** Exercise materials follows **
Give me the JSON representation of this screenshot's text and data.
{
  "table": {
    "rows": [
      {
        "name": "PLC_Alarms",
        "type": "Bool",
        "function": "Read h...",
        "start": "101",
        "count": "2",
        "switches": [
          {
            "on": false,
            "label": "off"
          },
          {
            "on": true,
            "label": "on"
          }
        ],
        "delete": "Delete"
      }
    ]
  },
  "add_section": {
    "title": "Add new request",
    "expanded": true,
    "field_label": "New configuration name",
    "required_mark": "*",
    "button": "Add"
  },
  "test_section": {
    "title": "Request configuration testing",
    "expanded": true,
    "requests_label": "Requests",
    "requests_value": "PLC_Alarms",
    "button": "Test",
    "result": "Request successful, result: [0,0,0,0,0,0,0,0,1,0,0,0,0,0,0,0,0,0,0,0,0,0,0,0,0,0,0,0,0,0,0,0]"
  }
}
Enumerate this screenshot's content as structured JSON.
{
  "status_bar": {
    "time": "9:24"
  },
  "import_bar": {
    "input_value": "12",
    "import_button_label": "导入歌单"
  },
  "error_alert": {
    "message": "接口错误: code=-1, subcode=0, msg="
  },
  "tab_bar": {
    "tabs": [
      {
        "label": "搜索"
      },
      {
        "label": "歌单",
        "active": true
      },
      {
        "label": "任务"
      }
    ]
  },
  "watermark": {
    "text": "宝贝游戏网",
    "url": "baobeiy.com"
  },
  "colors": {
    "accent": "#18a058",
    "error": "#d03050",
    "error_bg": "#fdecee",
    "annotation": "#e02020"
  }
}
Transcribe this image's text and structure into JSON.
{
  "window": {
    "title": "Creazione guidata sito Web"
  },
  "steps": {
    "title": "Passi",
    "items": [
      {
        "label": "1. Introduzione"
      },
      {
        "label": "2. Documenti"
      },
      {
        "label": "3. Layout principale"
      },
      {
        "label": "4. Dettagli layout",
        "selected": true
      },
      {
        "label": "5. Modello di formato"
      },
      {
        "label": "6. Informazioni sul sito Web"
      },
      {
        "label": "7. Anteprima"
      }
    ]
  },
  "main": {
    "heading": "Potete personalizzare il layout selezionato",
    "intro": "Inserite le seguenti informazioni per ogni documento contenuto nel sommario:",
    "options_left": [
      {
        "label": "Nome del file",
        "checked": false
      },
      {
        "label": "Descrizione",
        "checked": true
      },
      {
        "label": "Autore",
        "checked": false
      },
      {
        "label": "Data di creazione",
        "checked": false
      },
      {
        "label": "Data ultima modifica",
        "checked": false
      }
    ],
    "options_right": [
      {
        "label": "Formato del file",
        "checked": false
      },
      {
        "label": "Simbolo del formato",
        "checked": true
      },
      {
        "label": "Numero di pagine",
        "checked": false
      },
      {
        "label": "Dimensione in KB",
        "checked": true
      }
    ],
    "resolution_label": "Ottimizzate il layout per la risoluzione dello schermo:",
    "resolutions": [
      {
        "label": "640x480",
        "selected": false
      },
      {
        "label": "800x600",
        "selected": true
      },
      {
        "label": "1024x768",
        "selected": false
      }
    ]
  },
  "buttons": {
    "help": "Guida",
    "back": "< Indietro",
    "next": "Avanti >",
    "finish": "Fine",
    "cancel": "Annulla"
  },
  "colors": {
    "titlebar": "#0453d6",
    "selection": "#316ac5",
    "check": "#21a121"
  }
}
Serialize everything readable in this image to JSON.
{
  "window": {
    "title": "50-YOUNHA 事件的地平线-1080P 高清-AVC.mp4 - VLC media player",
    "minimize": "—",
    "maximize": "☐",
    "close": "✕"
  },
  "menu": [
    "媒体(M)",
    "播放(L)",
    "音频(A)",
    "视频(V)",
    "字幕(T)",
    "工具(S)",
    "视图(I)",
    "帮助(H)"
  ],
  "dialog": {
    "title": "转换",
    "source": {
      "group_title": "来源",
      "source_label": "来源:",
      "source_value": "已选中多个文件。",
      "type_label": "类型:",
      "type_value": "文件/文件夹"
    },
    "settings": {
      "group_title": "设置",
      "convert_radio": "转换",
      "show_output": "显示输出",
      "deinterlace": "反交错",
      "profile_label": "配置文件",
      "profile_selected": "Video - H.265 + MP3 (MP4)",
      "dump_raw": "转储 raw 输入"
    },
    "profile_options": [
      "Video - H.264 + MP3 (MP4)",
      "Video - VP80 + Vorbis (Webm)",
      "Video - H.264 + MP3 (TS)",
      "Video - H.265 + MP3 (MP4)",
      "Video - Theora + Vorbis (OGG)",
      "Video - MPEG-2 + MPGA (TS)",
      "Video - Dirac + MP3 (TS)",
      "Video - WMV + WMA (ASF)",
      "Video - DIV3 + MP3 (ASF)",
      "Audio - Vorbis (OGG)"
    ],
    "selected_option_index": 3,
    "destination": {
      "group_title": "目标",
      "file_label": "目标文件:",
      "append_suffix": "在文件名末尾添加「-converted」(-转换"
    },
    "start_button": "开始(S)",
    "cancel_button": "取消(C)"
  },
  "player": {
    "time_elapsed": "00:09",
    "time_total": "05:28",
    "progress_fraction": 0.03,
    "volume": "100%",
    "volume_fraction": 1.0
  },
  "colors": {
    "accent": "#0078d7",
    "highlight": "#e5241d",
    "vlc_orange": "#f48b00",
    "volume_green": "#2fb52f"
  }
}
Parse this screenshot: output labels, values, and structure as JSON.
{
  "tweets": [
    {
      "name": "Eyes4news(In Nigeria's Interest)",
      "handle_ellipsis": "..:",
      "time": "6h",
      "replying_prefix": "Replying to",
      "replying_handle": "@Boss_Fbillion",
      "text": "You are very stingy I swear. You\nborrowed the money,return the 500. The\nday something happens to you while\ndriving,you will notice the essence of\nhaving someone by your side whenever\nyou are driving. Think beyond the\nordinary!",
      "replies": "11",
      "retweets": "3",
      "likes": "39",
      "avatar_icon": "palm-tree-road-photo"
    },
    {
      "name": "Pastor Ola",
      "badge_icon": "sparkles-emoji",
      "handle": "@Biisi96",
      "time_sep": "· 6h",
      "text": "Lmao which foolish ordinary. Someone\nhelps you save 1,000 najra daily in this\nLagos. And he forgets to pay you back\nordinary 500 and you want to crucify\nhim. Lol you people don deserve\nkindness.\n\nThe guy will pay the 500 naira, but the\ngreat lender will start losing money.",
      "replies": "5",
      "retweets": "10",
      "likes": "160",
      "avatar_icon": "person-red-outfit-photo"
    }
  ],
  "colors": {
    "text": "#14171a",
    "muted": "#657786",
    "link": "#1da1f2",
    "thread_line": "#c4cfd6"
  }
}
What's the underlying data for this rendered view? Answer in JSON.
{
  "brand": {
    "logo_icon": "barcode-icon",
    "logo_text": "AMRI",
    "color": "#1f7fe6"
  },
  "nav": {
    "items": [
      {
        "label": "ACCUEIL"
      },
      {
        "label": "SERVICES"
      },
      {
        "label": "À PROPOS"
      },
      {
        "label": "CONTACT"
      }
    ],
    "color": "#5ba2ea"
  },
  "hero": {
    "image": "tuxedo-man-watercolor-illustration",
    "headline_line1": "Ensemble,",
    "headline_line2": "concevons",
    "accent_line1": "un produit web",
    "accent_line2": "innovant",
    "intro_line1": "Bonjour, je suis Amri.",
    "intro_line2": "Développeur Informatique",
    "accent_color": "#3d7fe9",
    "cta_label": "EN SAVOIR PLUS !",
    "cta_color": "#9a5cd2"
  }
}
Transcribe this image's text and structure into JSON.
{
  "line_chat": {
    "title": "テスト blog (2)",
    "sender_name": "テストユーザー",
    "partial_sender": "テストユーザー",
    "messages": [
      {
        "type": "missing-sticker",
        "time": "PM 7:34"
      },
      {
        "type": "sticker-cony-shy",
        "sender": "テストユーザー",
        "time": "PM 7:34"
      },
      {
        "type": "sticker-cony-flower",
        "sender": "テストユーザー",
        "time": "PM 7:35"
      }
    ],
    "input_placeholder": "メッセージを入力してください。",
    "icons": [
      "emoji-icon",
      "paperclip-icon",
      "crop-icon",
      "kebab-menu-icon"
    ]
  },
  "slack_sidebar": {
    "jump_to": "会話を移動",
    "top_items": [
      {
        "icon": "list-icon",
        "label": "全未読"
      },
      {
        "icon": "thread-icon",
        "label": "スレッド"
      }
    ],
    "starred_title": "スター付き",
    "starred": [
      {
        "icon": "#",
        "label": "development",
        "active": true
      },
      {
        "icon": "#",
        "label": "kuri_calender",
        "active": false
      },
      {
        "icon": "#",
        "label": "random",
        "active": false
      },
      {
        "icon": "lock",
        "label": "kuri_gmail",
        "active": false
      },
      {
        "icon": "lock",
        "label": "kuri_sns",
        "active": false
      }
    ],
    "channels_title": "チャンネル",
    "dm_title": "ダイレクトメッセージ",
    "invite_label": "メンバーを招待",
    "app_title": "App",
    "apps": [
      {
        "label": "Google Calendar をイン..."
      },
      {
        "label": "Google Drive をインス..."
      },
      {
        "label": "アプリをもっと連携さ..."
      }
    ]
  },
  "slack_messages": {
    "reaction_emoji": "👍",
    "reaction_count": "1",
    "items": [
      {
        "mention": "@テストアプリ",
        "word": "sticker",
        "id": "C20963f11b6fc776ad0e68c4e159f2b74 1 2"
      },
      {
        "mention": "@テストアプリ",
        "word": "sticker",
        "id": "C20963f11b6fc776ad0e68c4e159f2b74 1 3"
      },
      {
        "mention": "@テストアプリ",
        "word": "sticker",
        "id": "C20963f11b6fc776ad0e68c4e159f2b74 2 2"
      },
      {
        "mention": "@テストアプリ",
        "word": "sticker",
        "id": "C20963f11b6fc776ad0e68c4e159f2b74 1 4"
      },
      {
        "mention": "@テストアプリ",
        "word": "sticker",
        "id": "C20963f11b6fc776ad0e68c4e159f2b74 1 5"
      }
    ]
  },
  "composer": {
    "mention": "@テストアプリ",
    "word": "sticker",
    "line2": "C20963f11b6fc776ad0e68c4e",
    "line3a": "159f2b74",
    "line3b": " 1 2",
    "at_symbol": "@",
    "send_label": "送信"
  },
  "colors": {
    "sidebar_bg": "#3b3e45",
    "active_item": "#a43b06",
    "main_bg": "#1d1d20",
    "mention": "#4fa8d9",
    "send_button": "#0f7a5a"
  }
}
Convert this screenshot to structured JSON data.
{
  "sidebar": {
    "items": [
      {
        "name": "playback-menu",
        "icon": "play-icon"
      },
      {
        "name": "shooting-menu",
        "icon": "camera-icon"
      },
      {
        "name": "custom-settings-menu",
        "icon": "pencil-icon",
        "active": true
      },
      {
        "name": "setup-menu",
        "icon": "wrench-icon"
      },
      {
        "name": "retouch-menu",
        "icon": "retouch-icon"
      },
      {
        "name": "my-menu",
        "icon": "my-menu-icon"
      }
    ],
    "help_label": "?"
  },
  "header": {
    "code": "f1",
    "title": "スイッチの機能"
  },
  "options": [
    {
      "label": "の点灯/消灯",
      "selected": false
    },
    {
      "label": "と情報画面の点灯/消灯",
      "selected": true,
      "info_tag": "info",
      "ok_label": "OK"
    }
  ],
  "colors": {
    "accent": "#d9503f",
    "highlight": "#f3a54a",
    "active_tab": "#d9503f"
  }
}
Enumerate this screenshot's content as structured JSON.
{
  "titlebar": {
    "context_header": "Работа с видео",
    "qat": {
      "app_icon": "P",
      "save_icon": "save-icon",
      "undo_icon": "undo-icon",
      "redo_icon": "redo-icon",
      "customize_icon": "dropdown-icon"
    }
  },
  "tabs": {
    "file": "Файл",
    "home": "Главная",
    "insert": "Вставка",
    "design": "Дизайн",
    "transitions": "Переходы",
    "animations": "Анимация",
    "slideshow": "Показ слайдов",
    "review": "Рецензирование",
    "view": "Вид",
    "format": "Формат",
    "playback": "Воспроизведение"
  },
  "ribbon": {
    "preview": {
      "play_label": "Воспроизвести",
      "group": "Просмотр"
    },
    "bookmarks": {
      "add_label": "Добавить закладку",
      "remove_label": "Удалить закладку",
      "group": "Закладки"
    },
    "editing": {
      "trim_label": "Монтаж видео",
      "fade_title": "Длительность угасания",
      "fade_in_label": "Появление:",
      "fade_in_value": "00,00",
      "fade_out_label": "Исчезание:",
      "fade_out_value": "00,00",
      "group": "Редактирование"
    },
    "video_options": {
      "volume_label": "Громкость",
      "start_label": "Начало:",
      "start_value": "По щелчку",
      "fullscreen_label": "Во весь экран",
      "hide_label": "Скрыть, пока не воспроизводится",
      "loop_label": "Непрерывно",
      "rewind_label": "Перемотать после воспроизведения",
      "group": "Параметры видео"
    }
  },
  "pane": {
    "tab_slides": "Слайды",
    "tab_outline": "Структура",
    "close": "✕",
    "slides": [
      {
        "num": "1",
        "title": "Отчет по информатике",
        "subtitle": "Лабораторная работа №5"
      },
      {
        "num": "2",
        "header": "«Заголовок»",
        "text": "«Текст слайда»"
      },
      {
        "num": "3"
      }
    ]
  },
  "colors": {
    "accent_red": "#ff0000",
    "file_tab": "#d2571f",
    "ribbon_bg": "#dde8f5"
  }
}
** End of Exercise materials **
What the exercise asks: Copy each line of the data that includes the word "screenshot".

Response area:
Give me the JSON representation of this screenshot's text and data.
Enumerate this screenshot's content as structured JSON.
Parse this screenshot: output labels, values, and structure as JSON.
Convert this screenshot to structured JSON data.
Enumerate this screenshot's content as structured JSON.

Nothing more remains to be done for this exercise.